iii) A fair opportunity to reply to significant inaccuracies should be given, when reasonably called for. iv) The Press, while free to editorialise and campaign, must distinguish clearly between comment, conjecture and fact.

Clause 2 (Privacy)*

i) Everyone is entitled to respect for their private and family life, home, physical and mental health, and correspondence, including digital communications.

ii) Editors will be expected to justify intrusions into any individual's private life without consent. In considering an individual's reasonable expectation of privacy, account will be taken of the complainant's own public disclosures of information and the extent to which the material complained about is already in the public domain or will become so.

iii) It is unacceptable to photograph individuals, without their consent, in public or private places where there is a reasonable expectation of privacy.

Findings of the Committee

13. The Committee firstly considered whether the employment tribunal findings had been reported inaccurately. The headline stated the “housekeeper was treated ‘worse than slave’”, and the complainants disputed that this was the case and the tribunal had not made any such finding. The Committee first noted the headline at no point claimed to be a summary of the tribunal findings. Additionally, the Committee noted the use of the term “slave” in the headline appeared within inverted commas, which suggested that this was a characterisation or viewpoint and that the article would elaborate further on what was meant by the term. The first sentence of the article then explained: “a former housekeeper to a senior Tory MP has claimed she was treated ‘worse than a slave’ after taking his wife to court for unpaid wages’”. The use of the inverted commas as well as the word “claimed” demonstrated the term “slave” was a characterisation of the housekeeper of her personal experience, rather than a claim of fact that the tribunal had made any such finding. It was also made clear that the housekeeper had spoken “after taking [one of the complainants] to court”, and therefore that this had not been heard during the tribunal itself. Where the claim was clearly distinguished as the housekeeper’s view of her experience, the basis on which her view was formed was set out in the article, and it was made clear that the case itself resulted from “unpaid wages”, there was no breach of Clause 1 found on this point.

14. The Committee then considered the complainants’ concerns that the claims in the article had been taken from another article without speaking to the people involved, or providing further evidence. In circumstances where the Committee had not found that the article was inaccurate, distorted, or misleading, this did not represent a failure to take care, and there was no breach of Clause 1.

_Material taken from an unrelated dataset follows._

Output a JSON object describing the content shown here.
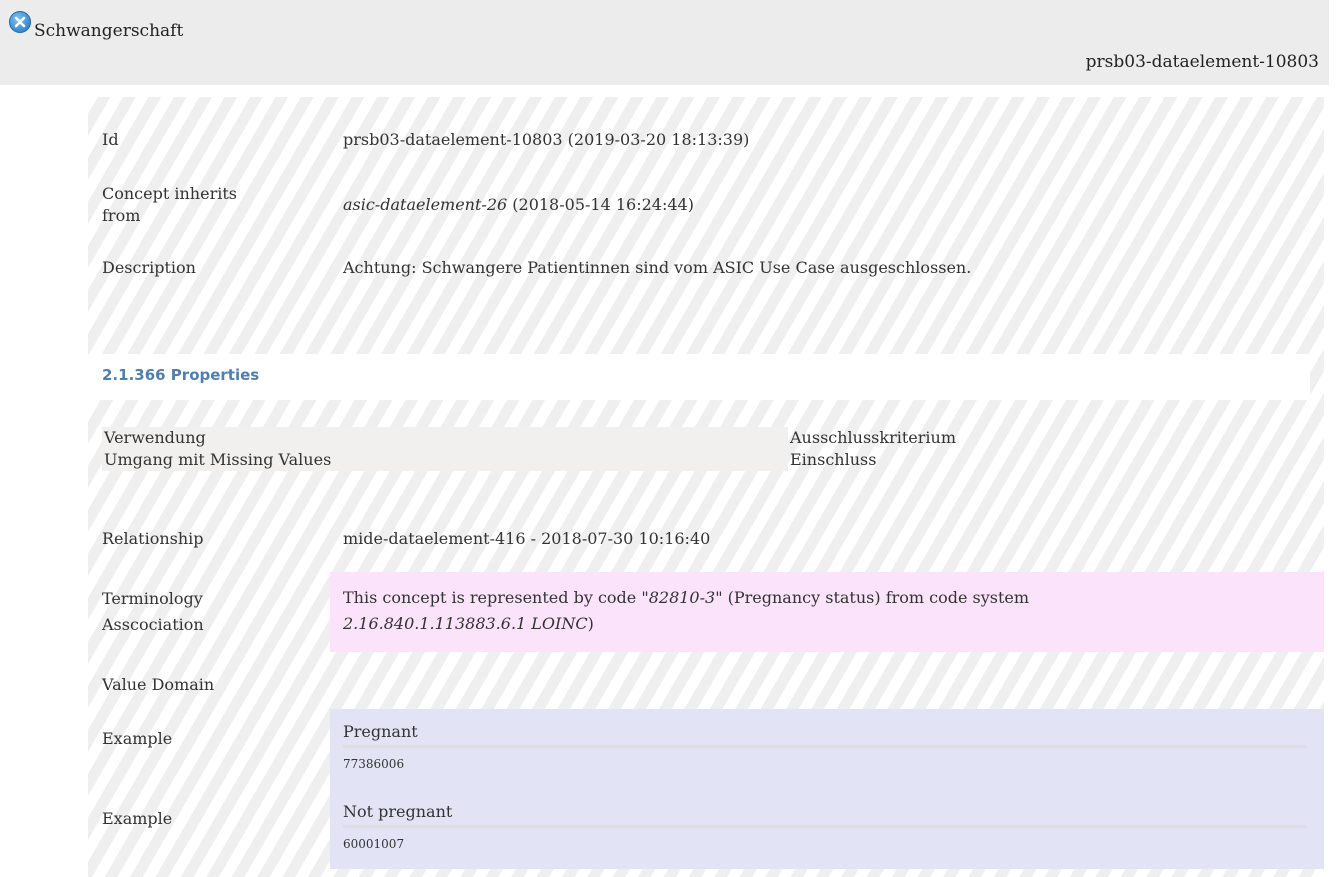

15. The complainant said that, as the article did not include a statement from Mr Djanogly, it was not balanced. There is no requirement in the Code for articles to be “balanced”. The Preamble to the Code states that the fundamental right to freedom of expression includes the ability to be partisan. Where there were no inaccuracies identified in the article, there was no obligation for the publication to ensure the article was “balanced”. There was no breach of Clause 1.

16. The Committee then considered the complainants’ concerns about the article being in breach of Clause 2 because it had reported on information about their private home life. The Committee first noted that all the information disclosed in the employment tribunals was in the public domain and the complaints had no reasonable expectation of privacy over this information. The Committee then noted the complainants had not identified any information specifically in the article that they considered private, rather their concern appeared to be that the article represented a general intrusion into their private home life. However, the information in the article did not reveal any personal or intimate details about the couple’s home life. Rather, the article focused on the behaviour of the couple in a professional rather than personal context - their roles as employers of the ex-housekeepers. There was no breach of Clause 2 on this point.


17. The complaint was not upheld.

Remedial action required

18. N/A


Date complaint received:  07/02/2023

Date complaint concluded by IPSO:  13/07/2023